TASK STATEMENT: For the entries below, state how many lines contain the word "from" and add nothing else.

^^^^

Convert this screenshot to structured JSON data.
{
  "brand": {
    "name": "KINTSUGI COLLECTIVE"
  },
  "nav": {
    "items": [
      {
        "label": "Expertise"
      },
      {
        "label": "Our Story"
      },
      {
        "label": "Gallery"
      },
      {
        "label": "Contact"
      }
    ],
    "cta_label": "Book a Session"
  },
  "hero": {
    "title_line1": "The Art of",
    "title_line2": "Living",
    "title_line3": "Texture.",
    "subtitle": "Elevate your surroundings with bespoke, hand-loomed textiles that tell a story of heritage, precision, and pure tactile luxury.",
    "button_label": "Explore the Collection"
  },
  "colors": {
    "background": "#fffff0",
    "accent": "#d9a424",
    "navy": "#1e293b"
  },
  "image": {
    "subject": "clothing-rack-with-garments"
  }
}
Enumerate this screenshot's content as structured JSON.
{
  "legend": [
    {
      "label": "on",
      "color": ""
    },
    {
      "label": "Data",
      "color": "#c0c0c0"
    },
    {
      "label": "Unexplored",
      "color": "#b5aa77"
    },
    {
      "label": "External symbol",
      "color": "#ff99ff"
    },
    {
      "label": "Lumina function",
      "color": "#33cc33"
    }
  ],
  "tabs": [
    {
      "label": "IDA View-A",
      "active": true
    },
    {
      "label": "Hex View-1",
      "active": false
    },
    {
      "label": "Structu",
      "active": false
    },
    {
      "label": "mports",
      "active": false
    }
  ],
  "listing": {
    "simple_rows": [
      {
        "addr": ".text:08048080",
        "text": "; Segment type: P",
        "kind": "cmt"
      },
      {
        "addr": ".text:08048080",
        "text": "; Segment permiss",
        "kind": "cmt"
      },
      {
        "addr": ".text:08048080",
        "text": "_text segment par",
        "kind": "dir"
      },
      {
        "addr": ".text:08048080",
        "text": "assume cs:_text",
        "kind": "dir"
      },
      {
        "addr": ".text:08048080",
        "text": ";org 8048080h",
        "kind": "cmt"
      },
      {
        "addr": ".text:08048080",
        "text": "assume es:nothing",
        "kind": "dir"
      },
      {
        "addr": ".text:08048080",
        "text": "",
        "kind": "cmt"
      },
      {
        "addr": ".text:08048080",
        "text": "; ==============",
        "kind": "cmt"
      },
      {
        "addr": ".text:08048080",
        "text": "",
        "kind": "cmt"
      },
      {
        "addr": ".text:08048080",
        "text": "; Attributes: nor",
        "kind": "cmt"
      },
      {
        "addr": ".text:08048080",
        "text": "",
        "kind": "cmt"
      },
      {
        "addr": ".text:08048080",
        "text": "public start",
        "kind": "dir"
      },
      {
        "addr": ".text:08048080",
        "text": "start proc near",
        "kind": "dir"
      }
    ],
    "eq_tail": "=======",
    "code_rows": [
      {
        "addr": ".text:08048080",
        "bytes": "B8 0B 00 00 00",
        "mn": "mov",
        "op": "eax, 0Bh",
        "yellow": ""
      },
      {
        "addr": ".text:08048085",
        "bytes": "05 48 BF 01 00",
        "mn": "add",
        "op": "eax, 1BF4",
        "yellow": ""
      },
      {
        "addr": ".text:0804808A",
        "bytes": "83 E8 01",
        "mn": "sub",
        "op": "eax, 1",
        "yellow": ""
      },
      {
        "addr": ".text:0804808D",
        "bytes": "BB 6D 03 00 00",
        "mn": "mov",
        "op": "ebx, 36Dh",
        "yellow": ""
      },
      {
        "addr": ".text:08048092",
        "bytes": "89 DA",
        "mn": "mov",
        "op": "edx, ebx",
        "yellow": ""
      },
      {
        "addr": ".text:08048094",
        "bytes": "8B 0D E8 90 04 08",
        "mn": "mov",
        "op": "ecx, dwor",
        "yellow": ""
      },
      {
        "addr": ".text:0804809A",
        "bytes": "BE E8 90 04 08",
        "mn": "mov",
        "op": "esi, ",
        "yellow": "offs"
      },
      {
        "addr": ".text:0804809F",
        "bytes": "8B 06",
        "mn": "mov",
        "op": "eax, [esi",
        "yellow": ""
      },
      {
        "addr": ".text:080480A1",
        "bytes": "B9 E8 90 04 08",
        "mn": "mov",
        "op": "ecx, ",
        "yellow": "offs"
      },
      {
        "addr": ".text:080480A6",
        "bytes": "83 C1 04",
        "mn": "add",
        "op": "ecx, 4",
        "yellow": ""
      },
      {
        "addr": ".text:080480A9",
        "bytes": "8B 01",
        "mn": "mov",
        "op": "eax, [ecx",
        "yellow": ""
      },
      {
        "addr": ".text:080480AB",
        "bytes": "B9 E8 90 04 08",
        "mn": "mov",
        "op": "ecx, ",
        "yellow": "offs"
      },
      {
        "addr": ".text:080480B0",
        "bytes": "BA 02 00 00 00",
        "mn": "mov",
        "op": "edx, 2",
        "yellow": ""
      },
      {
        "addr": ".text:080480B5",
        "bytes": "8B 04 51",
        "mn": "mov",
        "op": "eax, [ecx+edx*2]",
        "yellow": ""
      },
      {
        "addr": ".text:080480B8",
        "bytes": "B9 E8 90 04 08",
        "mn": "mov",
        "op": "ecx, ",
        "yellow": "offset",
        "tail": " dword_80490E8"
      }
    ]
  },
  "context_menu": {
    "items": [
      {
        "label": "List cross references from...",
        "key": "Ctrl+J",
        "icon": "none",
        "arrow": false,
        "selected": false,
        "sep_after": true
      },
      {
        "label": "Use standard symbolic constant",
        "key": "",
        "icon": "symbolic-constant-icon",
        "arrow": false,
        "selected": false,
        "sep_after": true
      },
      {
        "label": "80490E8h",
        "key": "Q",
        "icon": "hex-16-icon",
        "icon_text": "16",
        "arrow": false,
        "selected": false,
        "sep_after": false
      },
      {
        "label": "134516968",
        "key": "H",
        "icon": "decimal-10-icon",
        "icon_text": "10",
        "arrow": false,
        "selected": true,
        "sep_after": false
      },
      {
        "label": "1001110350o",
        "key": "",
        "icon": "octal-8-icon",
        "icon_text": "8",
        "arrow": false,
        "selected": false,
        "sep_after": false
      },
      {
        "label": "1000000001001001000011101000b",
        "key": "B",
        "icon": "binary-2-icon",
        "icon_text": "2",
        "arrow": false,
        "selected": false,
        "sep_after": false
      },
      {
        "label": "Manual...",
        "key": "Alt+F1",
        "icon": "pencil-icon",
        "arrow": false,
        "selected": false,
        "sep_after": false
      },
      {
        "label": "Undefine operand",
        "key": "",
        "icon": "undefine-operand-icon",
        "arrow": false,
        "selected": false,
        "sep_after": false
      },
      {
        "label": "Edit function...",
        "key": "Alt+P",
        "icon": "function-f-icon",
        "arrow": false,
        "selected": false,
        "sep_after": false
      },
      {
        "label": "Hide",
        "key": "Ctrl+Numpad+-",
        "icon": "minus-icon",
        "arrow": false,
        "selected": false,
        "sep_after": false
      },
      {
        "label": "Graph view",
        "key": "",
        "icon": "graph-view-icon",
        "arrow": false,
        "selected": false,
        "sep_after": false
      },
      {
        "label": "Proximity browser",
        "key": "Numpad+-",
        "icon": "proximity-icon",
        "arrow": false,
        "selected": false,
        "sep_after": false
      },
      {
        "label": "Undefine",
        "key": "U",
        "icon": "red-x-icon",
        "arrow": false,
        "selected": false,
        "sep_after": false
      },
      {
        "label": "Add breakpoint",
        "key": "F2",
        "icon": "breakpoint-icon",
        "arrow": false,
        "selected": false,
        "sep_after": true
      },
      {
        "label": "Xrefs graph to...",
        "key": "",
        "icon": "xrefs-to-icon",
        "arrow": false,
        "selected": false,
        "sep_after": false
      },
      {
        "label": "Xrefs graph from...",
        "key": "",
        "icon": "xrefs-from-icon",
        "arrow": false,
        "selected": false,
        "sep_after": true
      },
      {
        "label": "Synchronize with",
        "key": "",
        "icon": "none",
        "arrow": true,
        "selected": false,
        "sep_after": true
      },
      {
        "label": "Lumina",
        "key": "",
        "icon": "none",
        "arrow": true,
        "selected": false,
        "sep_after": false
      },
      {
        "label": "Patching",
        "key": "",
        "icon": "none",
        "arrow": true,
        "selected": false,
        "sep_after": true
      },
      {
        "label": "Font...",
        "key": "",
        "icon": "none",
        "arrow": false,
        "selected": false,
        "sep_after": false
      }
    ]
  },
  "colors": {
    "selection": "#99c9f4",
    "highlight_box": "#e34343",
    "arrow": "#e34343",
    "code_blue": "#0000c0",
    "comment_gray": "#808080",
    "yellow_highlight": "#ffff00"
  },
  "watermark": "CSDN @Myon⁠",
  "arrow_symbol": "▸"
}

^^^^

RESPONSE: 3